#### The records ####

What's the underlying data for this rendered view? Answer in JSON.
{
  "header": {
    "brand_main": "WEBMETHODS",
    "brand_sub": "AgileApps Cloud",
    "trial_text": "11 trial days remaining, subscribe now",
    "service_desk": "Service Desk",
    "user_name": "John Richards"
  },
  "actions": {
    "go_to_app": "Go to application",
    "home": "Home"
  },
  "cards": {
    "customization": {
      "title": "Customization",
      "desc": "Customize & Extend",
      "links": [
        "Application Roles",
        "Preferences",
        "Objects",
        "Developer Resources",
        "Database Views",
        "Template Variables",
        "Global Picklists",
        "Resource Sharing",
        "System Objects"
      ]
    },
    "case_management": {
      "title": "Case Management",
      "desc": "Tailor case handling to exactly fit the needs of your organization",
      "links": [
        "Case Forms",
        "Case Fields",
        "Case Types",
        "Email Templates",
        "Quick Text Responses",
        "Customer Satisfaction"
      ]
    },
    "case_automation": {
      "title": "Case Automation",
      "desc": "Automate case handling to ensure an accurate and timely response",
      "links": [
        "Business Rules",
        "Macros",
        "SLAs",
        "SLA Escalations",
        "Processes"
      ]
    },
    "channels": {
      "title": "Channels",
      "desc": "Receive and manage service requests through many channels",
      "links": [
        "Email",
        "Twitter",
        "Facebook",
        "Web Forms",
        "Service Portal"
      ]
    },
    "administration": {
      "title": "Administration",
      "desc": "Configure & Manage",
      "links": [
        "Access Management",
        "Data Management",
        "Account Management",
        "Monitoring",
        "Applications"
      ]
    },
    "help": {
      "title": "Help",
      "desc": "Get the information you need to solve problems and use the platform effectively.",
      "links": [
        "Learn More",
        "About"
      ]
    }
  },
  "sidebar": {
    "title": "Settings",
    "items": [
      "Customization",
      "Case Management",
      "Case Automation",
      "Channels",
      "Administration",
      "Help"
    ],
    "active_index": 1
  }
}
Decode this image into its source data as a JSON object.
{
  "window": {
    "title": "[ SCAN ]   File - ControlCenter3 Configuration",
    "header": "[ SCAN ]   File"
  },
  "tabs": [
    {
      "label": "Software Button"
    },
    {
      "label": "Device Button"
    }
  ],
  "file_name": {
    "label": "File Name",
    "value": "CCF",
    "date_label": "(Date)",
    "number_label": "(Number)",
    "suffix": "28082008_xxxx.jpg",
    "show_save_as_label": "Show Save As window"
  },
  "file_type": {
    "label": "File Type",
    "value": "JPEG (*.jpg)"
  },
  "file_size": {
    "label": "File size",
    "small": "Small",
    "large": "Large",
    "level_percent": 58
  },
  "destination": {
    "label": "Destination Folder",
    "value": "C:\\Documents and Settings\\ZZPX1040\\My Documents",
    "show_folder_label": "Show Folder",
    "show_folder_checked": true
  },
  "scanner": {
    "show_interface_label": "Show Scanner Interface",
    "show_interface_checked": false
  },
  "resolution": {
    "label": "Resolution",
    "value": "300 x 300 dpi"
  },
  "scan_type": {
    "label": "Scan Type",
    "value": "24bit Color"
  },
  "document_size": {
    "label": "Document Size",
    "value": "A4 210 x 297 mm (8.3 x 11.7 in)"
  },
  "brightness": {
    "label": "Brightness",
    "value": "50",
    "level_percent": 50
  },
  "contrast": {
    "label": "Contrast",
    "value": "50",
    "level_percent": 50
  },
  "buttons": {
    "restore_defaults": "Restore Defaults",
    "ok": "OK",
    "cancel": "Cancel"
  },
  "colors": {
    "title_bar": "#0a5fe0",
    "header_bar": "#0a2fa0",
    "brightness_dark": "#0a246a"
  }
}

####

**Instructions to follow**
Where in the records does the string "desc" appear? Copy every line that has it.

**Response below**
      "desc": "Customize & Extend",
      "desc": "Tailor case handling to exactly fit the needs of your organization",
      "desc": "Automate case handling to ensure an accurate and timely response",
      "desc": "Receive and manage service requests through many channels",
      "desc": "Configure & Manage",
      "desc": "Get the information you need to solve problems and use the platform effectively.",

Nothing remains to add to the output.